The Style and Purpose of Written Content

What is the secret to great written content? Seth Godin gives us this advice: write naked (translate this as “be concise”). In a sentence, this means cutting out cliches, extra words, long words, passive words, and scientific or jargon-y words. It can be scary to go naked, but Seth suggests that fear is one of the primary causes of terrible writing. He directs this primarily at business writers, but these concepts apply to all writing. Don’t be afraid to tell your customers what it is or who it’s for.

Read the full story at sethgodin.typepad.com
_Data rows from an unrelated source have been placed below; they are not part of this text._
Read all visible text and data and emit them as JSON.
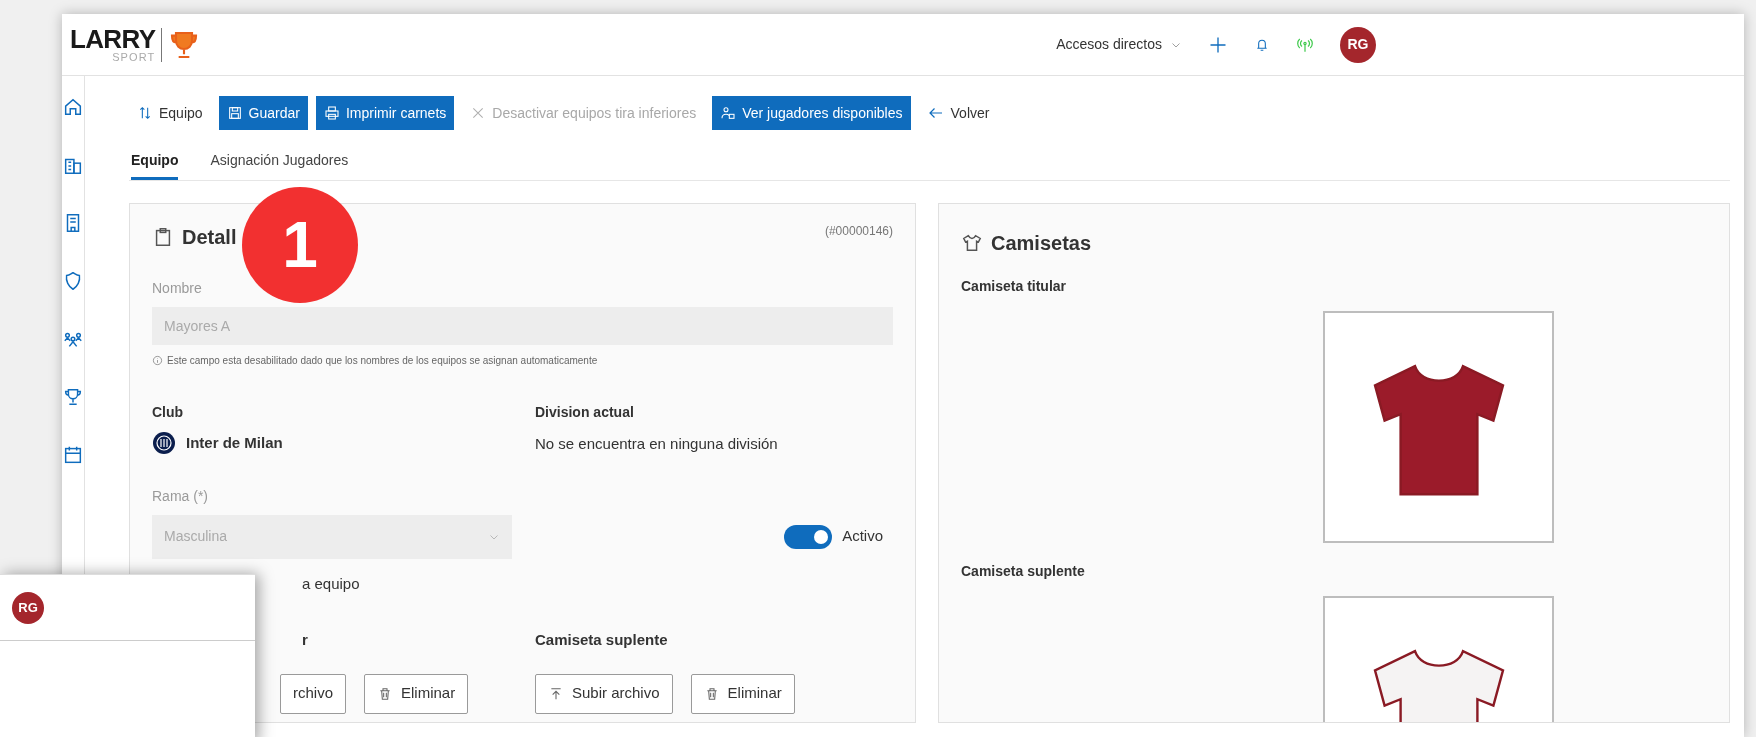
{
  "header": {
    "logo": {
      "text": "LARRY",
      "subtext": "SPORT"
    },
    "shortcuts": "Accesos directos",
    "avatar": "RG"
  },
  "toolbar": [
    {
      "label": "Equipo",
      "kind": "plain"
    },
    {
      "label": "Guardar",
      "kind": "primary"
    },
    {
      "label": "Imprimir carnets",
      "kind": "primary"
    },
    {
      "label": "Desactivar equipos tira inferiores",
      "kind": "disabled"
    },
    {
      "label": "Ver jugadores disponibles",
      "kind": "primary"
    },
    {
      "label": "Volver",
      "kind": "plain"
    }
  ],
  "tabs": [
    {
      "label": "Equipo",
      "selected": true
    },
    {
      "label": "Asignación Jugadores",
      "selected": false
    }
  ],
  "details": {
    "title": "Detall",
    "id": "(#00000146)",
    "name_label": "Nombre",
    "name_value": "Mayores A",
    "name_hint": "Este campo esta desabilitado dado que los nombres de los equipos se asignan automaticamente",
    "club_label": "Club",
    "club": "Inter de Milan",
    "division_label": "Division actual",
    "division": "No se encuentra en ninguna división",
    "rama_label": "Rama (*)",
    "rama_value": "Masculina",
    "active": {
      "label": "Activo",
      "on": true
    },
    "partial_label": "a equipo",
    "titular_label": "r",
    "titular_buttons": [
      "rchivo",
      "Eliminar"
    ],
    "suplente_label": "Camiseta suplente",
    "suplente_buttons": [
      "Subir archivo",
      "Eliminar"
    ]
  },
  "shirts": {
    "title": "Camisetas",
    "items": [
      {
        "label": "Camiseta titular",
        "color": "#9b1b2a"
      },
      {
        "label": "Camiseta suplente",
        "color": "#f5f3f3"
      }
    ]
  },
  "popup": {
    "avatar": "RG"
  },
  "marker": "1"
}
Why bother with great written content, anyway? On Business Insider, contributor David Mercer offers a marketing perspective on why content is–still–king. He writes that advertising is a quick fix, and has a small shelf life compared to solid, well-thought-out content. His suggestion is relevant, useful, valuable content that can educate consumers. That sounds familiar.

Read the full story at businessinsider.com

Mike Moran, on Search Engine Guide, draws our attention to why it is important that people like your content. (Did that make you think of Facebook?) Whether search engines (*cough* Google *cough*) use Facebook likes or +1s in their rankings or not, as Mike suggests, it is still important to create content that people will stick around to read and naturally link to.

Read the full story at searchengineguide.com

If you think your brick-and-mortar store is safe from the need for content, mobile mania should cause you to think again. According to a study by Econsultancy and Toluna, 19 percent of UK consumers had researched products while out shopping. With the Amazon app, consumers can scan a bar code to check prices and see reviews. How your products are displayed on Amazon will have a crucial role as smart phone use continues to rise.

Read the full story at econsultancy.com